Cholesterol is essential for all animal life but high levels of cholesterol – when associated with low density lipoprotein (LDL) – are linked to an increased risk of atherosclerosis, heart disease and stroke. Circulating cholesterol can also be transported by high density lipoprotein (HDL); HDL is believed to be able to remove cholesterol from atheroma within arteries and cholesterol associated with HDL is considered to be beneficial for cardiovascular health. Cholesterol levels are determined by dietary intake, de novo synthesis and secretion by the liver: cholesterol absorption blockers and HMG-CoA reductase inhibitors (statins), which block cholesterol synthesis, are used clinically to reduce cholesterol levels.

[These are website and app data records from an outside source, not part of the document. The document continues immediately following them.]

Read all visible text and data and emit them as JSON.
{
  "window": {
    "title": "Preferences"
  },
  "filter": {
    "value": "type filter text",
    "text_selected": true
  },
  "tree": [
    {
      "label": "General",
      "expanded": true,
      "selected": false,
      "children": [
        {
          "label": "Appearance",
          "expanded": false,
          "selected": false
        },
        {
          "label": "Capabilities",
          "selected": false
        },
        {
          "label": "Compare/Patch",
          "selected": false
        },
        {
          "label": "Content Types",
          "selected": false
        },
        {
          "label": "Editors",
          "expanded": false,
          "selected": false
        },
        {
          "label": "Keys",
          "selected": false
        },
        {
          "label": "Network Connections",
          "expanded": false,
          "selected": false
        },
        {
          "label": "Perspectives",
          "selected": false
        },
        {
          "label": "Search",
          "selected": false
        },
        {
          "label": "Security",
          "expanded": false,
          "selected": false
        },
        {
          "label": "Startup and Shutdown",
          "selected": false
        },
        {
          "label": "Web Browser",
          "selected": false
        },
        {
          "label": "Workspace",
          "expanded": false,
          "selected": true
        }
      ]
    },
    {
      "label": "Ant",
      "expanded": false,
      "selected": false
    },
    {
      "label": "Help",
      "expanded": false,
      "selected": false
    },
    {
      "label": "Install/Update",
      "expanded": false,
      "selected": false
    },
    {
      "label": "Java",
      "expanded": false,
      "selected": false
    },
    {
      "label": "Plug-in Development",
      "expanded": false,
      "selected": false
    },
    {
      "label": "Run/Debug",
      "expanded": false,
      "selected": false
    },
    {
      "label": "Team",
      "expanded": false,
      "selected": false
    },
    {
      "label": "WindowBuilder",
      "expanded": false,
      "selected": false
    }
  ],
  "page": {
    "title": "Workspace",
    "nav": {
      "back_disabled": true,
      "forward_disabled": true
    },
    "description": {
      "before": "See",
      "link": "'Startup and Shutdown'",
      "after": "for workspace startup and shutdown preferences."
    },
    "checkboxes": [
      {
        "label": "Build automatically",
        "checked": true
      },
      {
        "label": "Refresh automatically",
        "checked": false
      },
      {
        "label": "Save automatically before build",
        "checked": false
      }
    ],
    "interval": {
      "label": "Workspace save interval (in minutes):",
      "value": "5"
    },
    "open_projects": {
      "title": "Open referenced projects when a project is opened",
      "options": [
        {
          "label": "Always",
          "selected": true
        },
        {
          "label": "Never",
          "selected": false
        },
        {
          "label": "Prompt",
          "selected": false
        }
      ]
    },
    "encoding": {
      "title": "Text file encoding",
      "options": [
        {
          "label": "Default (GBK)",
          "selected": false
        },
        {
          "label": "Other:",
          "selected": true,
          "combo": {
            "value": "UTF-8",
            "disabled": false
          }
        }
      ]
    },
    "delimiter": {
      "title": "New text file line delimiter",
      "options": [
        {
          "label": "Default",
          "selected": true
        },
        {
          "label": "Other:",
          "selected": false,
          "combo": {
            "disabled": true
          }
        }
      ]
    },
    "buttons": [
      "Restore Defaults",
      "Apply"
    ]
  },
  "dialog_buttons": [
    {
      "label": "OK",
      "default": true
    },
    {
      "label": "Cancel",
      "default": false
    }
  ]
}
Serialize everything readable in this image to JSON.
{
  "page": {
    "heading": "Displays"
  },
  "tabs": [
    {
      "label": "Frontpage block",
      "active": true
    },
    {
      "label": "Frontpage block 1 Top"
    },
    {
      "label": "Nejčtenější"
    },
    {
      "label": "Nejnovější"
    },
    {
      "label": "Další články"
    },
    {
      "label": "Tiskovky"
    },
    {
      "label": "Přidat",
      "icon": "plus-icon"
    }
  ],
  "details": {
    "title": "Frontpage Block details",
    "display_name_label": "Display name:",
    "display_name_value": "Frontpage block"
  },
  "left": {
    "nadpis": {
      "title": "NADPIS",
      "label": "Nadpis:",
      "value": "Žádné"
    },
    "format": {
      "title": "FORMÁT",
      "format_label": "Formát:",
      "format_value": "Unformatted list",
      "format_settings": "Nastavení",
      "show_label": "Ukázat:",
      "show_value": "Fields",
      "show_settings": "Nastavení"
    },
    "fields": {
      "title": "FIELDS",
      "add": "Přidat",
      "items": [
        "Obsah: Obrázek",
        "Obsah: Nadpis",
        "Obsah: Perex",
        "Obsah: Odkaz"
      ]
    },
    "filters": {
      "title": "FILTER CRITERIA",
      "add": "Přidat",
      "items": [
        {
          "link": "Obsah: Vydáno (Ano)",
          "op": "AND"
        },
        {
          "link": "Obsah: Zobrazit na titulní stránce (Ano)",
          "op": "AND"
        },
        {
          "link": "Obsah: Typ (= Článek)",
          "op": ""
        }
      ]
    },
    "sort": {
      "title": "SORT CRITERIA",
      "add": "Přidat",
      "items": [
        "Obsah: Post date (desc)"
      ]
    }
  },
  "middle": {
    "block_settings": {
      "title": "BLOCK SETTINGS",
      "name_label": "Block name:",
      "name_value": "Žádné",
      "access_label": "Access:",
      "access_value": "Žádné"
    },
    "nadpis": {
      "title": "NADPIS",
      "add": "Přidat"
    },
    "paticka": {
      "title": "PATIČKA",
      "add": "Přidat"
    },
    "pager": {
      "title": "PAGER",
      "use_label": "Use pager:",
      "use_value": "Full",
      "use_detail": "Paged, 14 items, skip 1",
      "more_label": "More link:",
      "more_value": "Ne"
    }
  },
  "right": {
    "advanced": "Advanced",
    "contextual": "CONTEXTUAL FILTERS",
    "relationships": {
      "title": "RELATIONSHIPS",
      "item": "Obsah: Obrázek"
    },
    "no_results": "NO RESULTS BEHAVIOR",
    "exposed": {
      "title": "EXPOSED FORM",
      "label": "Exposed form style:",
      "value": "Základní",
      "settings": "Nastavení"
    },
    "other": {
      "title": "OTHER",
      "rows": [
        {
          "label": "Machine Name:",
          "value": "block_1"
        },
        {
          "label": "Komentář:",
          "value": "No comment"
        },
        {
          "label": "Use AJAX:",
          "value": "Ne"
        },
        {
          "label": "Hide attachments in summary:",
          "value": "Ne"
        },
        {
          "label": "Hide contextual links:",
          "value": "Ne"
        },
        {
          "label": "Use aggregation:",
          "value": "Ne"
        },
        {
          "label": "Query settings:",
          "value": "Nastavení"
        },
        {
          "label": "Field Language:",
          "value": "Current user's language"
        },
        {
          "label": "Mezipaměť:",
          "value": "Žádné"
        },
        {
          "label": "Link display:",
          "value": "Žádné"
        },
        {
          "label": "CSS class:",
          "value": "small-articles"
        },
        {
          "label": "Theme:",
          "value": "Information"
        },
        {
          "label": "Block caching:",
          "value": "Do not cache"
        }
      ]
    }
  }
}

A study led by researchers at the University of Cincinnati has now identified a new potential target for the control of cholesterol. The study, carried out in mice, found that circulation of cholesterol is regulated in the brain by the ‘hunger hormone’, ghrelin, which inhibits the melanocortin 4 receptor (MC4R) in the hypothalamus and is important for the regulation of food intake and energy expenditure. Increased levels of ghrelin were associated with increased levels of circulating HDL cholesterol, which the authors attribute to a reduction in the uptake of cholesterol by the liver. Genetically deleting or chemically blocking MCR4 in the CNS also led to increased levels of HDL cholesterol, suggesting that MCR4 is key to central control of cholesterol.
More studies are need to determine whether the effects observed in mice can be applied to humans but the finding that a neural circuit may be directly involved in the control of cholesterol metabolism by the liver could provide a target for new treatments to control cholesterol.
The study is published in the journal Nature Neuroscience.